Elder Abuse Statistics

Elder abuse is another concerning form of abuse that affects the elderly population. According to the NCBI Bookshelf, it is estimated that around 10% of individuals aged 60 years and above experience elder abuse. This abuse can occur in various settings, including nursing homes, and can be perpetrated by staff members or other residents.

Elder abuse can take different forms, including physical, sexual, emotional, and financial abuse. It is often perpetrated by individuals who are financially dependent on the elderly person's resources and may have struggles with substance abuse. Recognizing the signs of elder abuse is crucial for protecting vulnerable individuals. Signs may include unexplained injuries, sudden changes in behavior, social withdrawal, and financial exploitation.

Vulnerable Adults and Abuse Types

Abuse can also affect other vulnerable adults, such as those with disabilities or individuals who require assistance with daily activities. Different types of abuse can occur within this population, including physical abuse, sexual abuse, emotional abuse, exploitation, neglect, self-neglect, and abandonment.

Physical abuse involves acts such as slapping, pinching, or kicking, while sexual abuse refers to unwanted touching or rape. Emotional abuse may involve intimidation or coercion, while exploitation refers to the illegal use of a vulnerable adult's resources. Neglect involves the failure to provide basic necessities like food or healthcare, while self-neglect occurs when an individual neglects their own well-being. Abandonment refers to leaving a vulnerable adult without essential life necessities.

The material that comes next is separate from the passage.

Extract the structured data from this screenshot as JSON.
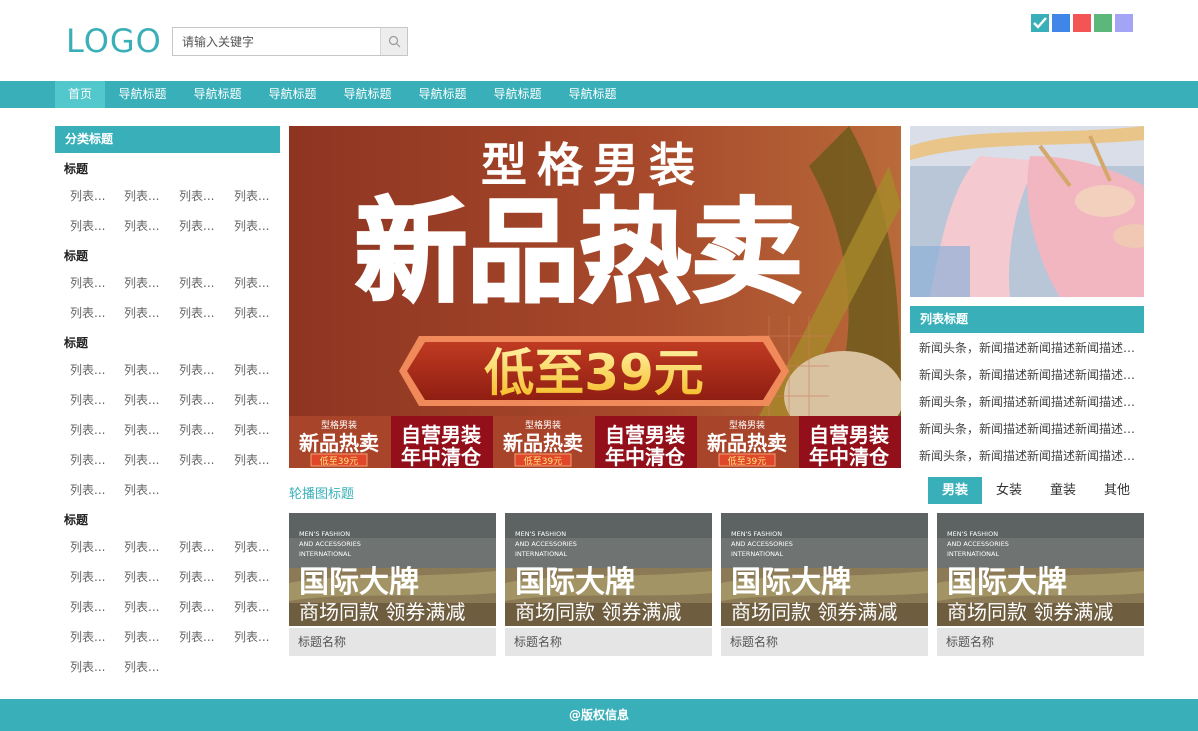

It is vital to be aware of the signs of abuse within vulnerable adult populations. These signs may include unexplained injuries, changes in behavior, sudden financial difficulties, poor hygiene, and living in hazardous conditions. Reporting any suspicions of abuse is crucial to ensure the safety and well-being of vulnerable adults.

By recognizing the signs of abuse across vulnerable populations, we can work towards creating a safer and more supportive environment for those who are at risk. It is essential to report any concerns to the appropriate authorities and provide support to individuals experiencing abuse.